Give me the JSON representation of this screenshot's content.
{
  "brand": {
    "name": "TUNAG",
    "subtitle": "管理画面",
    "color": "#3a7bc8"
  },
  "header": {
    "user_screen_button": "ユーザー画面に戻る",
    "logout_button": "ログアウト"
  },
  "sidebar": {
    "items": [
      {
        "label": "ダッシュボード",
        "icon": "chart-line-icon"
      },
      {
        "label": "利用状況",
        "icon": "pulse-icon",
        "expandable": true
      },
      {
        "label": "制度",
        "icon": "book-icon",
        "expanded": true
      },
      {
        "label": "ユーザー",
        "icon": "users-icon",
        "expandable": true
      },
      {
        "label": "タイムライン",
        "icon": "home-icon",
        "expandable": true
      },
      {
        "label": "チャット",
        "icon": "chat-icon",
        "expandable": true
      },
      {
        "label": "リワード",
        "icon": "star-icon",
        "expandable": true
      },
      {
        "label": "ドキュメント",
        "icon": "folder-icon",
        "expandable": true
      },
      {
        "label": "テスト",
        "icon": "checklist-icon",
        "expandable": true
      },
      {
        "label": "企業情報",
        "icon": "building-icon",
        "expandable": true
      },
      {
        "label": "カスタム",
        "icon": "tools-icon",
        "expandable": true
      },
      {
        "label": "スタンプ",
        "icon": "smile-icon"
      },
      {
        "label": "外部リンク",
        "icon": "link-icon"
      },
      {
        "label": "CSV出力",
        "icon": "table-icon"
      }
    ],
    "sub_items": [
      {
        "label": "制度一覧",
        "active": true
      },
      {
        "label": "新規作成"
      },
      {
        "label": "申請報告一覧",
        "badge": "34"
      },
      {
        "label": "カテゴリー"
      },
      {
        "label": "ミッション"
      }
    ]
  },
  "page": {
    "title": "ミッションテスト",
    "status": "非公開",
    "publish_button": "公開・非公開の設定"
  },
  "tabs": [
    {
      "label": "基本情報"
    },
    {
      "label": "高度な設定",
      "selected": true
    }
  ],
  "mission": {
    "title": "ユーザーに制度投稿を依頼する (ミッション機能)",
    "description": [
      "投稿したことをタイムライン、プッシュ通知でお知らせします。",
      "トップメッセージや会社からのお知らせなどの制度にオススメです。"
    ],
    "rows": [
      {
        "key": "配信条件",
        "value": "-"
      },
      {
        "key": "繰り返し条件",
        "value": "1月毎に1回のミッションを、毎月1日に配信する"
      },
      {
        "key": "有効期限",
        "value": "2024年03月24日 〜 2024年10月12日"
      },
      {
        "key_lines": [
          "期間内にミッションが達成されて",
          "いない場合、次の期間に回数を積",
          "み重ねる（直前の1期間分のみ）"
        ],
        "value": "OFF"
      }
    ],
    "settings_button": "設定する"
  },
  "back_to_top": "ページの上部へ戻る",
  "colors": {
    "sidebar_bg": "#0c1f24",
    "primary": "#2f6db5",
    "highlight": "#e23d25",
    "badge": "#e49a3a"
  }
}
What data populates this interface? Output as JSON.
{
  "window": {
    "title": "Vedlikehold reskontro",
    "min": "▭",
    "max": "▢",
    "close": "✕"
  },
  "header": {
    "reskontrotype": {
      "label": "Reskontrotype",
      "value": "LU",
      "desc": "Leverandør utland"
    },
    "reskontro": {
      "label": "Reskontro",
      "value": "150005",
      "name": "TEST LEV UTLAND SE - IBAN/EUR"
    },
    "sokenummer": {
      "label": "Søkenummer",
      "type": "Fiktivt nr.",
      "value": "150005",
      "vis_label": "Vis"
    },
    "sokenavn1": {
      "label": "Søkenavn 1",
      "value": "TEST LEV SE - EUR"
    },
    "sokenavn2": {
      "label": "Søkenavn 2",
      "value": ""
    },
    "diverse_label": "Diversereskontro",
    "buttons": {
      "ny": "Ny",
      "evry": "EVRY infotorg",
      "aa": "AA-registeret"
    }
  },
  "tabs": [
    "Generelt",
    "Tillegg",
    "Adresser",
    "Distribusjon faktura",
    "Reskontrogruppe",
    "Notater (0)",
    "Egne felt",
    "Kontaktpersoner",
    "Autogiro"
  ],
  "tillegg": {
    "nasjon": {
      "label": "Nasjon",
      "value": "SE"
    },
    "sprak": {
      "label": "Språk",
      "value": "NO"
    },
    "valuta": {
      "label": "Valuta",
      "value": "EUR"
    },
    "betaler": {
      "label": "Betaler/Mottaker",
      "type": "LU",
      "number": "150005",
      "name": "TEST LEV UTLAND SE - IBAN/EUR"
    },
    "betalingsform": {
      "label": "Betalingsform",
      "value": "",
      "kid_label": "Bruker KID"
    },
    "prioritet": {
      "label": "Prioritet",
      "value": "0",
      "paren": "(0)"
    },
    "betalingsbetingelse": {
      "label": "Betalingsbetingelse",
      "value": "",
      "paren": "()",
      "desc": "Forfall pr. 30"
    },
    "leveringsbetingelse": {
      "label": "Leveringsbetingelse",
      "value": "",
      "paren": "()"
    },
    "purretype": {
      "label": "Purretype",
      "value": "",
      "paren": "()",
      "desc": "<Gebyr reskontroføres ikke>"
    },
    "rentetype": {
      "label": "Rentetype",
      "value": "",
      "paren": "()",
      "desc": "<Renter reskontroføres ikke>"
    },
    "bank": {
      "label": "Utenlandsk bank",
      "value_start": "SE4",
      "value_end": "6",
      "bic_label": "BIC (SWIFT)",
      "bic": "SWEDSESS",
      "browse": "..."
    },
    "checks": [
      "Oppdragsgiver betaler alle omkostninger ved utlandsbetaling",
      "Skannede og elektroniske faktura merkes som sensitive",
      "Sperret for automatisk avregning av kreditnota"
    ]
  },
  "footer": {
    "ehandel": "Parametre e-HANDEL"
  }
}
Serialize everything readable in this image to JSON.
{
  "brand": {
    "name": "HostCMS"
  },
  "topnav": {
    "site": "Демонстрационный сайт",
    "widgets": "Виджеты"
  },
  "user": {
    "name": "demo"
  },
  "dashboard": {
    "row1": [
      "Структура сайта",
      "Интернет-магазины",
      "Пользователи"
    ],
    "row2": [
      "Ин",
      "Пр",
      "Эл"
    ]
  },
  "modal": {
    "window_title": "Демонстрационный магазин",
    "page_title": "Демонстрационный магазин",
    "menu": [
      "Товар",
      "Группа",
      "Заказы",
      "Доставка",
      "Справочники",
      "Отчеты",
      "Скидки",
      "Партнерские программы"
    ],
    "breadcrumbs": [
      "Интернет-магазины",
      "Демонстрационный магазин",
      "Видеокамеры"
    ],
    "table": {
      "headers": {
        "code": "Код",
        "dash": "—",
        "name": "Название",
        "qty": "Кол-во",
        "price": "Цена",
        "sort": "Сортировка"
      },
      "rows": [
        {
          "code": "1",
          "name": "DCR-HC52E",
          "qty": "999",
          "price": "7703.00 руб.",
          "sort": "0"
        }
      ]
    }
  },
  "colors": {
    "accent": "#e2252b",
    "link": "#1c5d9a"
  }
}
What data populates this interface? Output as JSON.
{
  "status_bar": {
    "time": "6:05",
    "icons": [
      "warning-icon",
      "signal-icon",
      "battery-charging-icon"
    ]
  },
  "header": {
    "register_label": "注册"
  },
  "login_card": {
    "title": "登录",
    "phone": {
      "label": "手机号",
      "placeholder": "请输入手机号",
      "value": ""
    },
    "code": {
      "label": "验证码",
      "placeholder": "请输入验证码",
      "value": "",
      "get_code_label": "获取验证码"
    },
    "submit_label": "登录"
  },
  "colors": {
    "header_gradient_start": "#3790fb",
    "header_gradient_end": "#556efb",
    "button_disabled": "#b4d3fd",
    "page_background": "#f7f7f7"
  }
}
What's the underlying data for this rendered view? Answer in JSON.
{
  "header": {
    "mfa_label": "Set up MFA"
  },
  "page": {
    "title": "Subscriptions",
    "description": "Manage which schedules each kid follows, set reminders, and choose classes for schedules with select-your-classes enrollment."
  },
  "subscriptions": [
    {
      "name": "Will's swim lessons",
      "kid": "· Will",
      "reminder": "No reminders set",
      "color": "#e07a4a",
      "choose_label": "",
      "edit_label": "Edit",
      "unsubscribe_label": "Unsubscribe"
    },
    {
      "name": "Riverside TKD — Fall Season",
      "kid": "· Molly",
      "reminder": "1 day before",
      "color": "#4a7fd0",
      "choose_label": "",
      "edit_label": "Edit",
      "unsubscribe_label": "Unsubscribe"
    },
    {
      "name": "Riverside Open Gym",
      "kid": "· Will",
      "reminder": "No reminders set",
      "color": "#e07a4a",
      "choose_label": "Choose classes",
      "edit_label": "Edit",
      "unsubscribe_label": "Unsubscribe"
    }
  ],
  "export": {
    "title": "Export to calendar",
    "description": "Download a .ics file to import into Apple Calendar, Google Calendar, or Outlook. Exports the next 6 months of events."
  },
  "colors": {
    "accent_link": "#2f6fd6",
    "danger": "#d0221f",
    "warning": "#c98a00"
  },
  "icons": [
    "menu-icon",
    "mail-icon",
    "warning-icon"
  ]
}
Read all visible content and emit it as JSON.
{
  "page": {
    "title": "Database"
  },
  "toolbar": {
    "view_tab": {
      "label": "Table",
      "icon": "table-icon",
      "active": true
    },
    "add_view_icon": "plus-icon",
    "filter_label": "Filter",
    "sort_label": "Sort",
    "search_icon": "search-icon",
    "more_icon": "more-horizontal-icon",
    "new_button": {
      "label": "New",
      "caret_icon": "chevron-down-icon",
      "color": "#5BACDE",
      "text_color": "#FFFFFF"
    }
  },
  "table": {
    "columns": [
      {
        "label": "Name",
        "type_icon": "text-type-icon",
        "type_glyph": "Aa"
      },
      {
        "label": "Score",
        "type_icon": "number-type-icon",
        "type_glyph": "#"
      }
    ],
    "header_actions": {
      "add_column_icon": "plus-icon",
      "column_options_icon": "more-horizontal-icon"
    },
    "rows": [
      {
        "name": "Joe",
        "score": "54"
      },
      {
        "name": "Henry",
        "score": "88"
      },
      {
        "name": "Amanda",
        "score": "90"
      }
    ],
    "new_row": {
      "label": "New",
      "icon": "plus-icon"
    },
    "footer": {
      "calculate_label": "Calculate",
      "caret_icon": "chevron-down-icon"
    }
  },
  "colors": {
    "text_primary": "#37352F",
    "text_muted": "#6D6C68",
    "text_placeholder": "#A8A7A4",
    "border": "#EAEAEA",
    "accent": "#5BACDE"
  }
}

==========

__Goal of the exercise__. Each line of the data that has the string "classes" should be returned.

__Finished task__.
    "description": "Manage which schedules each kid follows, set reminders, and choose classes for schedules with select-your-classes enrollment."
      "choose_label": "Choose classes",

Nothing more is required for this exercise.